Most companies use debt strategically in order to keep capital on hand that will finance growth and future opportunities. While simply having any debt at all is by no means a bad thing for a business, being over-leveraged or possessing debt with too high of interest rates can damage a business' financial health.

A business owner seeking financing can look at the interest rates being paid by other firms within the same industry to get an idea of the prospective costs of a certain loan for their business.

Calculating the Cost of Debt

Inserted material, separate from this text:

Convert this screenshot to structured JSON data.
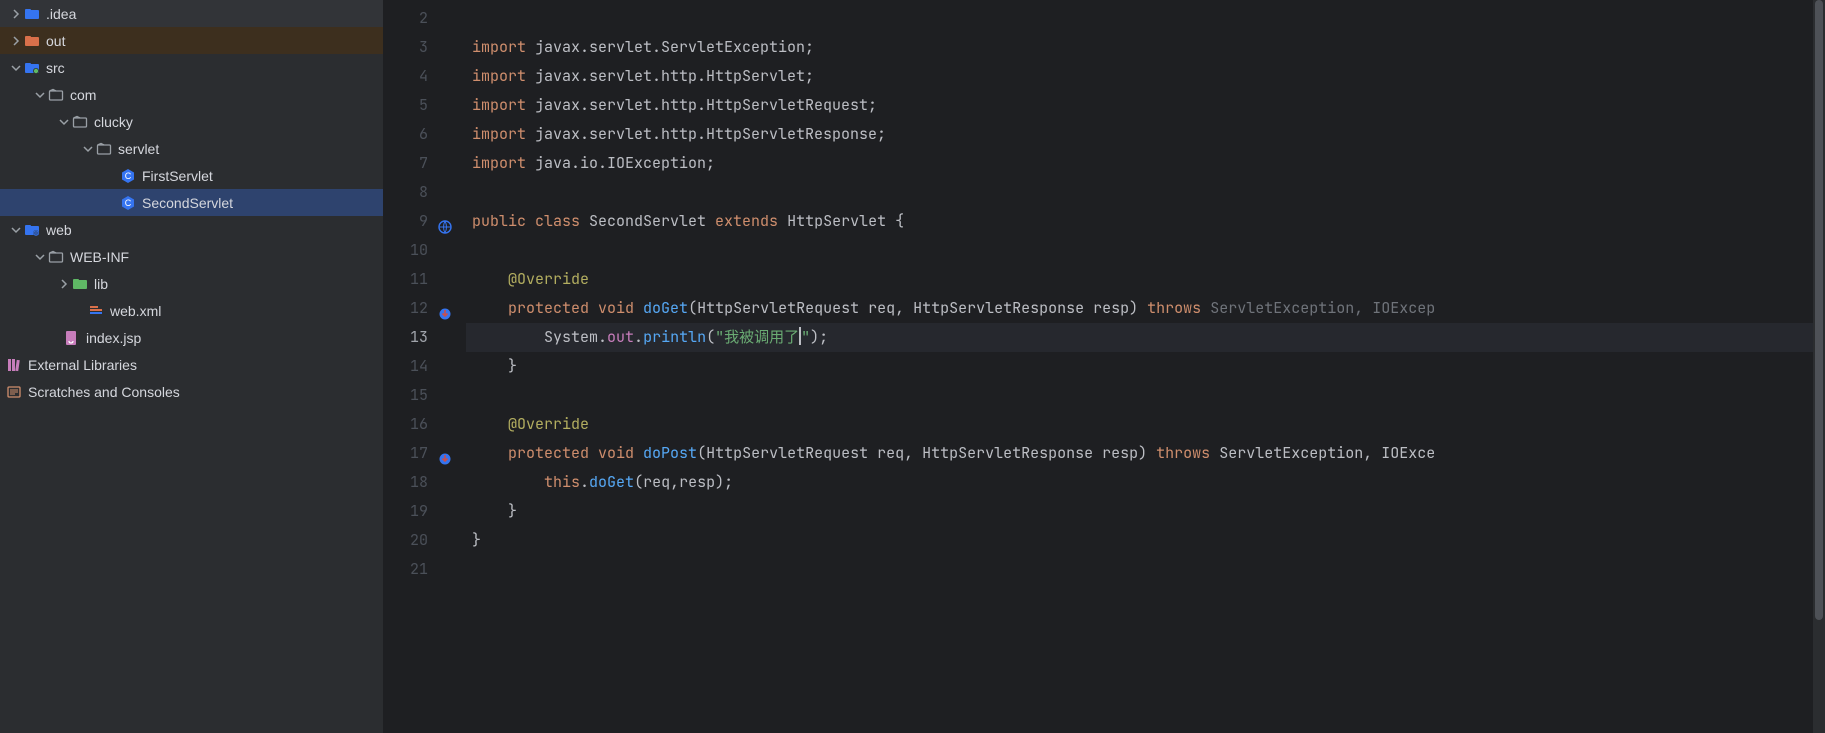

The cost of debt is not strictly the cost of a company's loans, although they are an important variable in the calculation. Since the interest on the debt is tax-deductible, a business must multiply the coupon rate (the yield paid by a fixed-income security) on the company's bonds by (1 - tax rate):

Post-tax Cost of Debt Capital = Coupon Rate on Bonds x (1 - tax rate)

Example of Calculating the Cost of Debt

For example, say a business with a 40% combined federal and state tax rate borrows $50,000 at a 5% interest rate. The post-tax cost of debt capital is 3% (cost of debt capital = .05 x (1-.40) = .03 or 3%). The $2,500 in interest paid to the lender reduces the company's taxable income, which results in a lower net cost of capital to the firm. The company's cost of $50,000 in debt capital is $1,500 per year ($50,000 x 3% = $1,500).

Flotation costs, or the costs of underwriting the debt, are not considered in the calculation since those costs are negligible. You generally include your tax rate because interest is tax-deductible. It's also possible (and sometimes useful) to calculate your pre-tax cost of debt capital:

Before-tax Cost of Debt Capital = Coupon Rate on Bonds

The cost of debt capital reflects the risk level. If your company is perceived as having a higher chance of defaulting on its debt, the lender will assign a higher interest rate to the loan, and thus the total cost of the debt will be higher.

Using Debt or Alternatives to Raise Capital

Debt financing tends to be the preferred vehicle for raising capital for many businesses, but other ways to raise money exist, such as equity financing. Specific forms of alternative financing (and the components of the capital structure of the firm) are preferred stock, retained earnings, and new common stock.

Conventional financial wisdom recommends that companies establish a balance between equity and debt financing. It's crucial to choose the options that are most suitable for your staff, shareholders, and existing clientele.

Frequently Asked Questions (FAQs)

What is the formula for calculating the cost of debt?

The formula for calculating the cost of debt is Coupon Rate on Bonds x (1 - tax rate).

What's the difference between debt financing and equity financing?

In debt financing, one business borrows money and pays interest to the lender for doing so. In equity financing, the business sells a portion of the company. Debt financing is much more common than equity financing.

Article Sources

  1. Internal Revenue Service. "Publication 535 (2021), Business Expenses."